List all lines of the data containing the word "class".

┄┄┄┄┄┄┄┄┄┄

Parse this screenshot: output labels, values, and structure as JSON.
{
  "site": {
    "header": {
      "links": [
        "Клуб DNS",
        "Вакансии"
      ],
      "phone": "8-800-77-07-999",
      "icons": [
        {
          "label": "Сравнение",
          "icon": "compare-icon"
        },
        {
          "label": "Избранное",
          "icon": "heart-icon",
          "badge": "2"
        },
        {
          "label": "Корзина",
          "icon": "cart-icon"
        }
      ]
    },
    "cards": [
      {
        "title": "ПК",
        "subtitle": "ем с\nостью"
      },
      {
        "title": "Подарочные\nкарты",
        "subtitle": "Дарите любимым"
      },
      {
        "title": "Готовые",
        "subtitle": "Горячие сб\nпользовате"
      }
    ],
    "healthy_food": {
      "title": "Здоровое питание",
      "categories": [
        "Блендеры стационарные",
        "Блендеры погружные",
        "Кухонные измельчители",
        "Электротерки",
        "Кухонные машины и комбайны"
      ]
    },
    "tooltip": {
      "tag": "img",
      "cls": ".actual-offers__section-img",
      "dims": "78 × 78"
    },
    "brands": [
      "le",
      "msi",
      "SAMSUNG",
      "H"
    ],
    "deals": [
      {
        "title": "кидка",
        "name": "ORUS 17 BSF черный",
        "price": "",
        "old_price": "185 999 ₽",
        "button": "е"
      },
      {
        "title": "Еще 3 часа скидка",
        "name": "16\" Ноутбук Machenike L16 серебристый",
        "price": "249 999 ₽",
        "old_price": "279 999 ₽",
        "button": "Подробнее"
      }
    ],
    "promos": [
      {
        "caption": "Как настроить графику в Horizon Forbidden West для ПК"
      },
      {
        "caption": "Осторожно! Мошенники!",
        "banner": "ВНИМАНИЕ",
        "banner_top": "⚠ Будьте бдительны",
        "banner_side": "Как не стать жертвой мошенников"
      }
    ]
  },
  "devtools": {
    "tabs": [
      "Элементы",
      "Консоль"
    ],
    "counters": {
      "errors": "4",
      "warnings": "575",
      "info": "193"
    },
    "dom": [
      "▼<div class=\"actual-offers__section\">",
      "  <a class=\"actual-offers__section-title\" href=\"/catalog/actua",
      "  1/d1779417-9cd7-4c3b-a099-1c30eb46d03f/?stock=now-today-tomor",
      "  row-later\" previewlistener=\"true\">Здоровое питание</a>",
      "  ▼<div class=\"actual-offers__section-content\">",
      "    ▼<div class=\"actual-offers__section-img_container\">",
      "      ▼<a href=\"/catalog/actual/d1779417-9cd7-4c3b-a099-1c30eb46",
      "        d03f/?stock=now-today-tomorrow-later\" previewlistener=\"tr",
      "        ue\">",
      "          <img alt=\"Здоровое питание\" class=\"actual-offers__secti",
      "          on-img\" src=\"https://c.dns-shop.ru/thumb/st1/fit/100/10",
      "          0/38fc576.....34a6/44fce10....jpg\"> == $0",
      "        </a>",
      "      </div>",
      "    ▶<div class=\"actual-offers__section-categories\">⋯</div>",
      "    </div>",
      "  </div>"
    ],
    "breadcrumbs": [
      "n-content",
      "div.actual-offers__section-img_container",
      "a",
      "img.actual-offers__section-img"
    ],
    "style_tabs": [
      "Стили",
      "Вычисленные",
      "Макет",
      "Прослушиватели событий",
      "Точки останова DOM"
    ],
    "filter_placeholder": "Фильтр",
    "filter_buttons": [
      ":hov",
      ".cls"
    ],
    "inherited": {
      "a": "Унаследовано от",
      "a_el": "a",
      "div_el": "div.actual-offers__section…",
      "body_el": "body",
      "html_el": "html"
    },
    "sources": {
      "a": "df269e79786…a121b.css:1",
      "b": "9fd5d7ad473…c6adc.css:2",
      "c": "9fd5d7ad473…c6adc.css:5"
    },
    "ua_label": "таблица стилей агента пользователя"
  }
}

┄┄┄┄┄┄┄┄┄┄

(Expected output):
      "▼<div class=\"actual-offers__section\">",
      "  <a class=\"actual-offers__section-title\" href=\"/catalog/actua",
      "  ▼<div class=\"actual-offers__section-content\">",
      "    ▼<div class=\"actual-offers__section-img_container\">",
      "          <img alt=\"Здоровое питание\" class=\"actual-offers__secti",
      "    ▶<div class=\"actual-offers__section-categories\">⋯</div>",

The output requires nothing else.